Iran has also reacted angrily to what is sees as U.S. President Barack Obama's threat to attack it with nuclear arms.
Obama made clear this month that Iran and North Korea were excluded from new limits on the use of U.S. atomic weapons -something Tehran interpreted as a threat from a long-standing adversary.
"The international community should not let Obama get away with nuclear threats," Supreme Leader Ayatollah Ali Khamenei said on Wednesday.
"We will not allow America to renew its hellish dominance over Iran by using such threats," he told a gathering of Iranian nurses, the semi-official Fars News Agency reported. Iran was a close U.S. ally before its 1979 Islamic revolution.
Brigadier General Hossein Salami, also quoted by Fars, said three days of maneuvers would start on Thursday and would show the Guards' naval strength.

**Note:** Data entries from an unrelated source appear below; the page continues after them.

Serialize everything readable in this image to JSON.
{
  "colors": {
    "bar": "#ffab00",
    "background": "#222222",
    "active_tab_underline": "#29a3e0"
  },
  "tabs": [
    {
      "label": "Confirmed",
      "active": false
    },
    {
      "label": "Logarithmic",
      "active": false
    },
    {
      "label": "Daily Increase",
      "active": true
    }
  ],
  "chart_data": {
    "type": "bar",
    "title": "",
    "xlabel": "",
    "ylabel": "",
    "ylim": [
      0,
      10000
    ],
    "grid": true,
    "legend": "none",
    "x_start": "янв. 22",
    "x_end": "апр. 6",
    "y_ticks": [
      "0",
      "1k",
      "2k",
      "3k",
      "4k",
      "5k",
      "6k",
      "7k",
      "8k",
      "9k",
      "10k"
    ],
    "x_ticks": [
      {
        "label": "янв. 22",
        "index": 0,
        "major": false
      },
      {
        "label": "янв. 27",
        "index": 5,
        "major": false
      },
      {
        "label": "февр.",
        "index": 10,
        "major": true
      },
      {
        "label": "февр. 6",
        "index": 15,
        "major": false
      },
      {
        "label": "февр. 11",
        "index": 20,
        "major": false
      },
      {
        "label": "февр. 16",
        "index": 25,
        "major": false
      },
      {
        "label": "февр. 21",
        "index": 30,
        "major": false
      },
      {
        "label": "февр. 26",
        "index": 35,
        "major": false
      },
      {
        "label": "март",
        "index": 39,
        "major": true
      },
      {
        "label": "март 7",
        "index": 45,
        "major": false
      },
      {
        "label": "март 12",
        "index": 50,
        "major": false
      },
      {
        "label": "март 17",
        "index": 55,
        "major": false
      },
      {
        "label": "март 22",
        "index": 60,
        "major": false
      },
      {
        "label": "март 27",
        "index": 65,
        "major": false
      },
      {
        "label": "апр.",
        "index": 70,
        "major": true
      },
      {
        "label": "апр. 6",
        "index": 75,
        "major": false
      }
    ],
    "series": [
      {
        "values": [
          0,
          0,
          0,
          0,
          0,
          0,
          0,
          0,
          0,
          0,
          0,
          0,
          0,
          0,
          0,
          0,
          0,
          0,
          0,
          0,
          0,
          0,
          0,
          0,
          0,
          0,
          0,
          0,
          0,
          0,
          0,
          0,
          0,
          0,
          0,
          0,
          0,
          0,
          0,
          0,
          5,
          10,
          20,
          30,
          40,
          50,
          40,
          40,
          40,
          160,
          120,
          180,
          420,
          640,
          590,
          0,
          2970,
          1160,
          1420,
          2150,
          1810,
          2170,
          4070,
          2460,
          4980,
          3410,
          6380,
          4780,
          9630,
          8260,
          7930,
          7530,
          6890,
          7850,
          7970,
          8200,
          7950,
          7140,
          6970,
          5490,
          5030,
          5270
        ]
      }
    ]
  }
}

"Maintaining security in the Persian Gulf and the Strait of Hormuz, as the world's key economic and energy routes, is the main goal of the war games," he said. "This war game is not a threat for any friendly countries."
Naval, air and ground forces from the Guards would take part, Fars said. The Islamic Republic's armed forces often hold drills in an apparent bid to show their readiness to deter any military action by Israel or the United States, its arch foes.
Nicole Stracke, a researcher at the Gulf Research Center in Dubai, said that with the "current threat to Iran increasing" the Guards were showing their capability and strength.
"The Revolutionary Guard is sending a message that we are ready and able to counter the threat," Stracke said in an e-mail to Reuters. But she added the force regularly held such drills and they were unlikely to increase regional tension.
Washington is pushing for a fourth round of UN sanctions on Tehran over its refusal to halt sensitive nuclear activities as demanded by the U.N. Security Council, including moves against members of the Guards.
Israel, widely believed to have the Middle East's only atomic arsenal, has described Iran's nuclear program as a threat to its existence. Although it says it wants a diplomatic solution, Washington has also not ruled out military action.
Iran, a predominantly Shi'ite Muslim state, has said it would respond to any attack by targeting U.S. interests in the region and Israel, as well as closing the Strait of Hormuz. About 40 percent of the world's traded oil leaves the Gulf region through the strategic narrows.
Salami made no reference to this in his comments, stressing Iran's "efficient and constructive role" for Gulf security.
"Peace and friendship, security, tranquility and mutual trust are the messages of this war game for neighboring countries in the Persian Gulf region," the general added.
Sunni-led Arab countries in the Gulf are concerned about spreading Iranian influence in the region and also share Western fears about Tehran's nuclear ambitions.
Cliff Kupchan, a director of Euroasia Group, said in a note on Wednesday that he still believed that Israel was unlikely to strike Iran, but "the risk will grow as prospects for successful sanctions diminish". China and Russia, veto-wielding Security Council members, are reluctant to back tough sanctions on Iran.